Another factor to add into this: India’s monsoon season had about 16% less rain than normal for June. India is a big producer and consumer of sugar. This is not a good sign for the sugar crop there.
Inventories of sugar are already pretty low. F.O. Licht, a firm with a 130-year history in commodities, reported that the Philippines, India, Pakistan and Indonesia are “virtually out” of sugar reserves.
No surprise, then, that speculators are loading up on sugar again
A recovery in sugar prices would likely aid stocks like Imperial Sugar (NASDAQ:IPSU), which took a beating in its last quarterly report as sugar took a big dip. In coming quarters, this may well reverse.
By the way, the performance of coal is worth noting. We’ve talked about China’s voracious appetite for coal, in particular the metallurgical coal, used in making steel. It can’t make enough to satisfy its own demand.
This next chart makes that really clear:
China has a yawning gap in met coal, and those blue bars on the chart show you how much it’s had to import. This is likely a long-term and permanent gap. So I expect there will be good opportunities in supplying China with met coal in the years ahead.
One other interesting note in this admittedly brief and haphazard commodity survey: Palladium may be giving off a clue. Over the weekend, I read an interesting letter by John Clemmow at UBS, who put forward a novel idea about the relationship between palladium and gold.

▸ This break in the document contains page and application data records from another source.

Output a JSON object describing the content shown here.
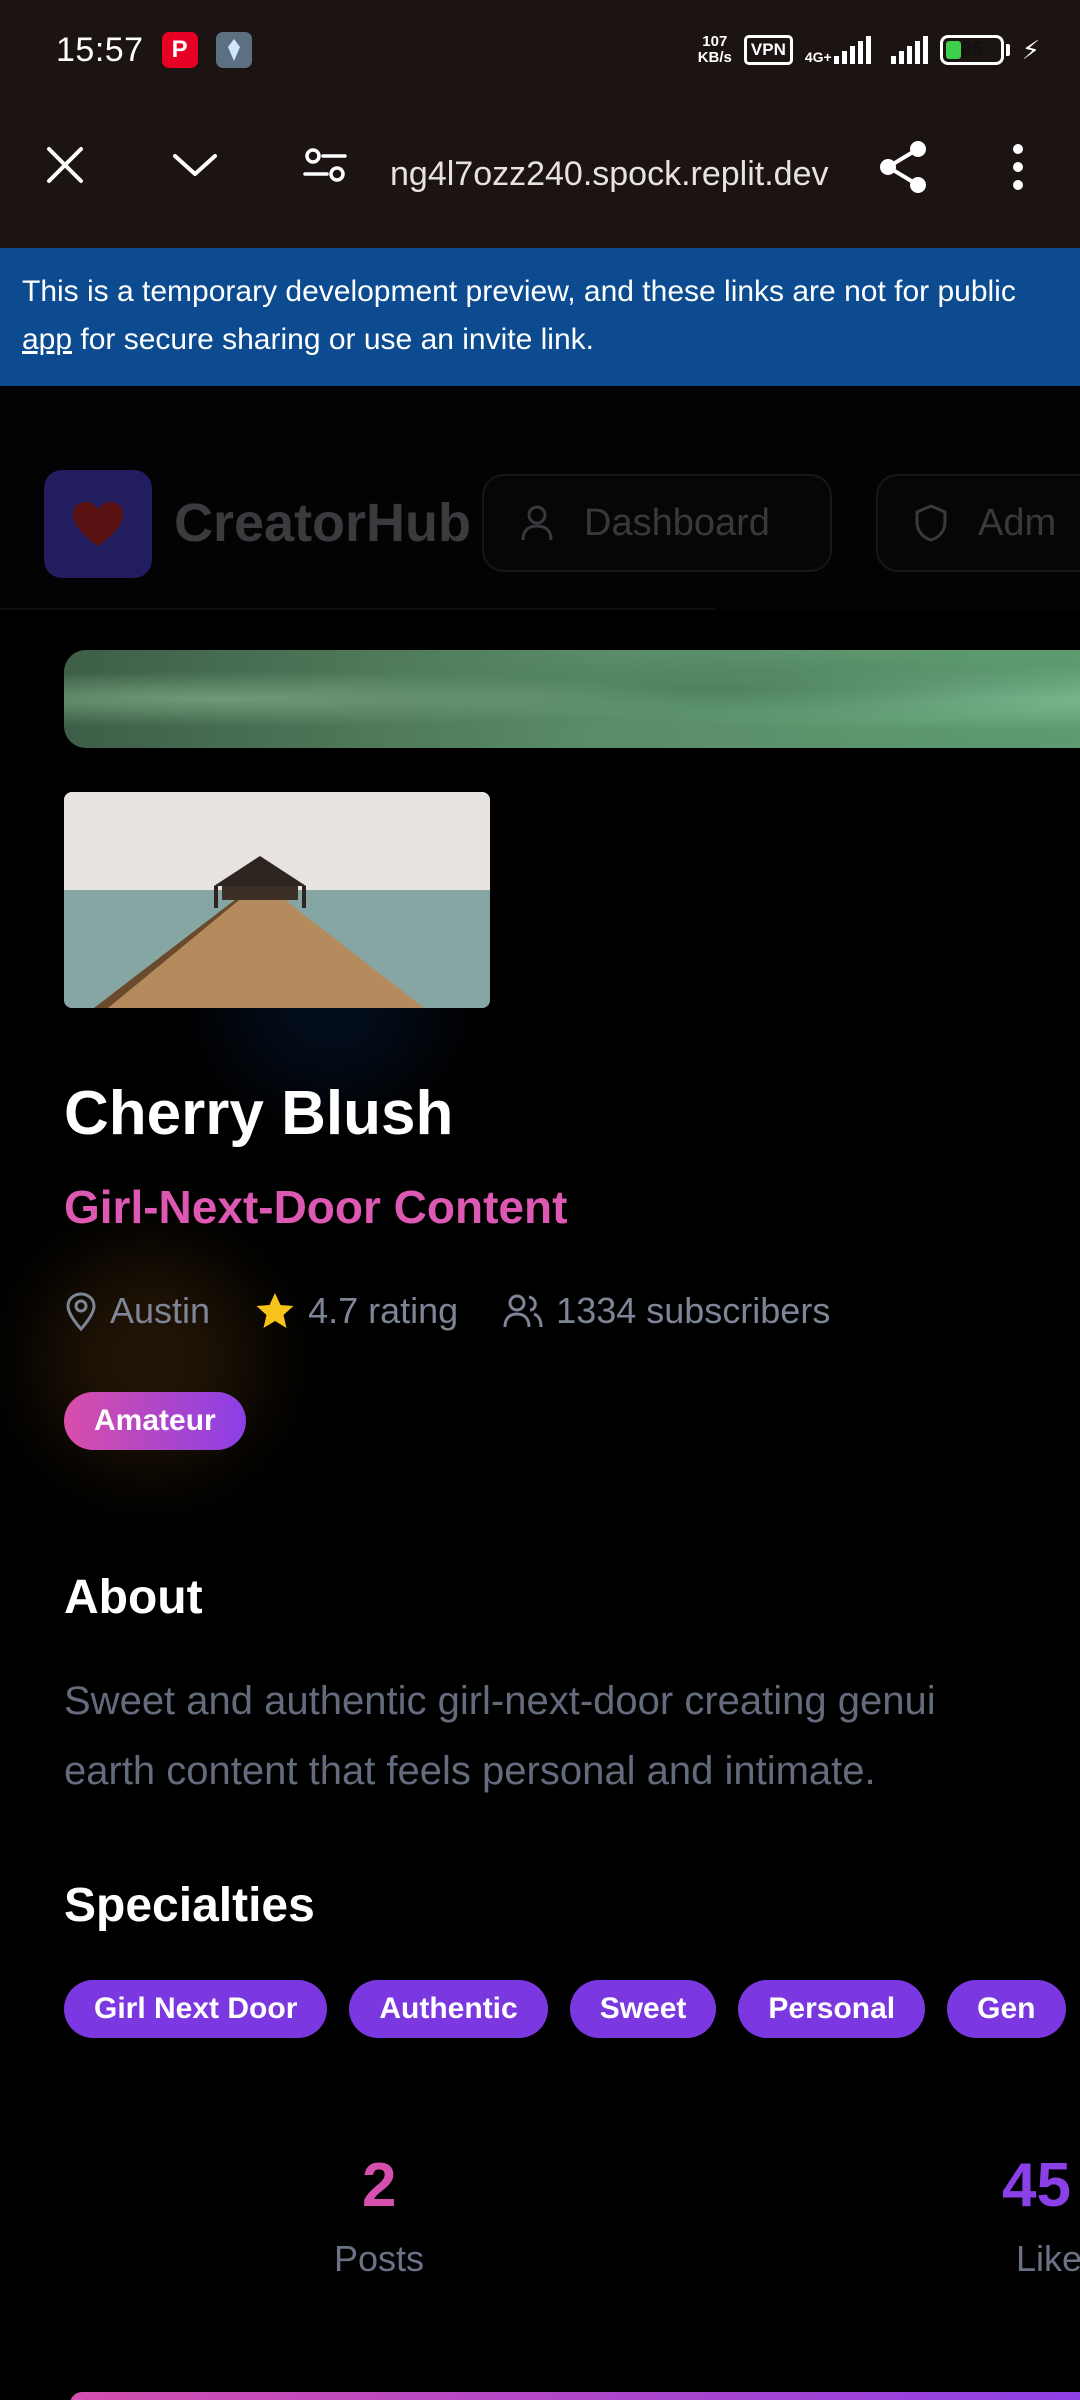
{
  "status_bar": {
    "time": "15:57",
    "net_speed_value": "107",
    "net_speed_unit": "KB/s",
    "vpn": "VPN",
    "network_type": "4G+",
    "battery": "26"
  },
  "browser": {
    "url": "ng4l7ozz240.spock.replit.dev"
  },
  "banner": {
    "line1": "This is a temporary development preview, and these links are not for public",
    "line2_link": "app",
    "line2_rest": " for secure sharing or use an invite link."
  },
  "header": {
    "logo_text": "CreatorHub",
    "nav": [
      {
        "label": "Dashboard"
      },
      {
        "label": "Adm"
      }
    ]
  },
  "profile": {
    "name": "Cherry Blush",
    "tagline": "Girl-Next-Door Content",
    "location": "Austin",
    "rating": "4.7 rating",
    "subscribers": "1334 subscribers",
    "category": "Amateur"
  },
  "about": {
    "title": "About",
    "line1": "Sweet and authentic girl-next-door creating genui",
    "line2": "earth content that feels personal and intimate."
  },
  "specialties": {
    "title": "Specialties",
    "items": [
      "Girl Next Door",
      "Authentic",
      "Sweet",
      "Personal",
      "Gen"
    ]
  },
  "stats": [
    {
      "value": "2",
      "label": "Posts"
    },
    {
      "value": "45",
      "label": "Like"
    }
  ],
  "colors": {
    "accent_pink": "#d54fae",
    "accent_purple": "#7c38e0",
    "banner_blue": "#0d4b91",
    "toolbar_bg": "#1c1313"
  }
}
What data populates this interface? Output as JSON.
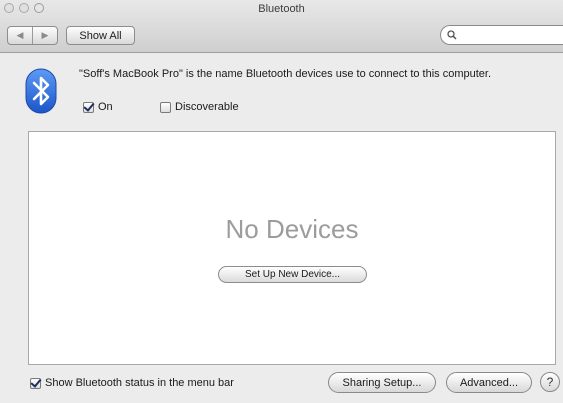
{
  "window": {
    "title": "Bluetooth"
  },
  "toolbar": {
    "back_icon": "back-arrow-icon",
    "forward_icon": "forward-arrow-icon",
    "show_all_label": "Show All",
    "search_value": "",
    "search_placeholder": ""
  },
  "info": {
    "text": "\"Soff's MacBook Pro\" is the name Bluetooth devices use to connect to this computer.",
    "on_label": "On",
    "on_checked": true,
    "discoverable_label": "Discoverable",
    "discoverable_checked": false
  },
  "devices": {
    "empty_text": "No Devices",
    "setup_button_label": "Set Up New Device..."
  },
  "footer": {
    "show_status_label": "Show Bluetooth status in the menu bar",
    "show_status_checked": true,
    "sharing_label": "Sharing Setup...",
    "advanced_label": "Advanced...",
    "help_label": "?"
  },
  "colors": {
    "bluetooth_logo": "#2b6fe0",
    "window_background": "#ececec"
  }
}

Palladium is an important industrial metal. Lately, it’s become more exciting, because it is the key metal used in diesel engines. These engines are selling strong because of demand from emerging markets – a trend expected to continue for years. Along with this, Russia is, apparently, close to exhausting its stockpiles of the metal. But no one knows for sure, as such stockpiles are state secrets.

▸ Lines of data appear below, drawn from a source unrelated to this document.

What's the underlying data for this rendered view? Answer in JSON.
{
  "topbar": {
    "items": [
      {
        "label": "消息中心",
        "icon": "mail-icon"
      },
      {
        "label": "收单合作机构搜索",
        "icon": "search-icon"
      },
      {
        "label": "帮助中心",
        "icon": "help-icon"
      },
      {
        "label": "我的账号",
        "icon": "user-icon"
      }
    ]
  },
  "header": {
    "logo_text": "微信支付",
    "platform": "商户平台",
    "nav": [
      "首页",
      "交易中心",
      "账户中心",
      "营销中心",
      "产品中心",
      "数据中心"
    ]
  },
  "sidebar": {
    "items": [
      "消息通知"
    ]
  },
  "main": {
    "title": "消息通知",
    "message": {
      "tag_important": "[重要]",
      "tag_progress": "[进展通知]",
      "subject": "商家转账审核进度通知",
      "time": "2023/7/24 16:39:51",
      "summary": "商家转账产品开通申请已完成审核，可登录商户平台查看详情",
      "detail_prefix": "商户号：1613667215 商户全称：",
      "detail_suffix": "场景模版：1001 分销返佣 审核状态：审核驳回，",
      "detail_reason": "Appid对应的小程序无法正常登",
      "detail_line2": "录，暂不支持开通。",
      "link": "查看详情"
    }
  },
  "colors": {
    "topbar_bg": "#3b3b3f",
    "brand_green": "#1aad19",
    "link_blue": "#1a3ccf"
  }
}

In any case, palladium is a market that appears to be in surplus. This is a trend that doesn’t seem likely to end anytime real soon. Mine supply is not likely to decline. If anything, it will rise. Plus, there is a lot of palladium in stock.

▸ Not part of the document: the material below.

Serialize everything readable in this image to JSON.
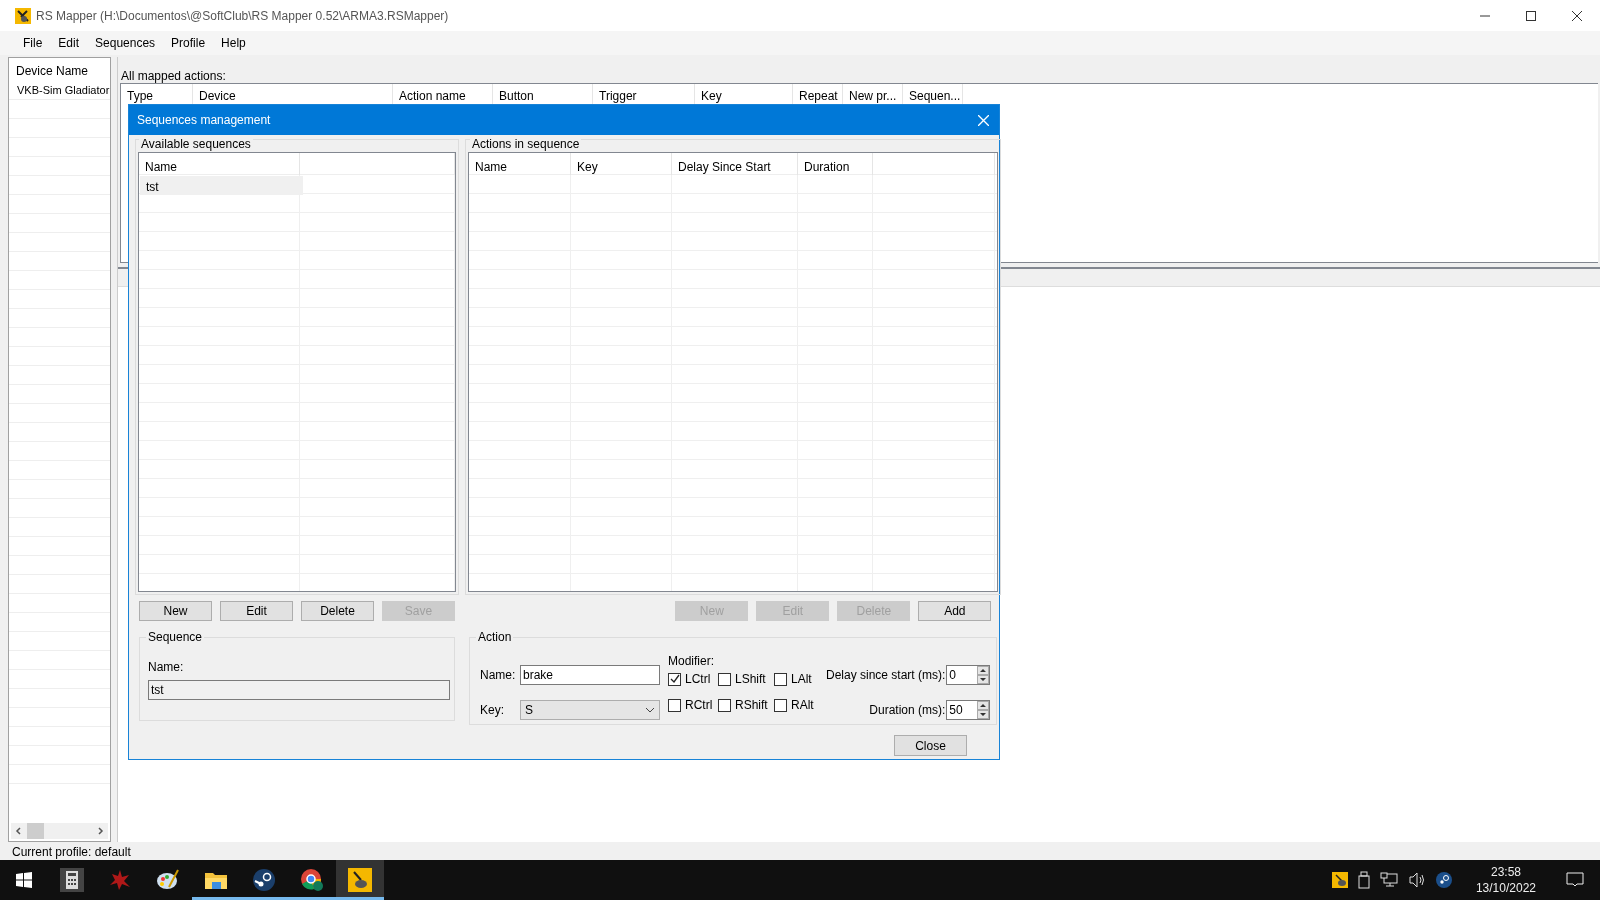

Yet palladium rose recently to $488 per ounce, the highest price since June 23. This is in sharp contrast to the gold price, which is down. Clemmow notes, “Gold…can be many things, but as I’ve pointed out before, [it] only massively outperforms in a climate of fear. Palladium is – to me – the ultimate risk on metal trade. If it is going up, then so should the price of other risk assets.”
Clemmow finds that a palladium-gold ratio tracks the stock market closely. “The news that palladium is rising while gold is falling is just another signal that risk is coming back to the market.” Here is his chart:
As I say, it’s a rather novel indicator, another measure of fear or lack thereof. Right now, it shows fear receding and risk assets rising. Clemmow’s indicator says stocks are headed higher. We’ll see.
In the meantime, there are many curious wrinkles in the commodity markets these days and lots of opportunity. It’s a great unfolding drama with never-ending twists and turns. Forced to hazard a guess today, I’d bet August is very sweet for sugar and that agricultural commodities in general continue to lead the pack.
Chris Mayer studied finance at the University of Maryland, graduating magna cum laude. He went on to earn his MBA while embarking on a decade-long career in corporate banking. Chris has been quoted over a dozen times by MarketWatch, and has spoken on Forbes on Fox. He has also spoken on CNN Radio, and has made multiple CNBC appearances. Chris is the editor of Capital and Crisis and Mayer’s Special Situations, a monthly report that unearths unique and unconventional opportunities in smaller-cap stocks. In 2008, Chris authored Invest Like a Dealmaker: Secrets From a Former Banking Insider.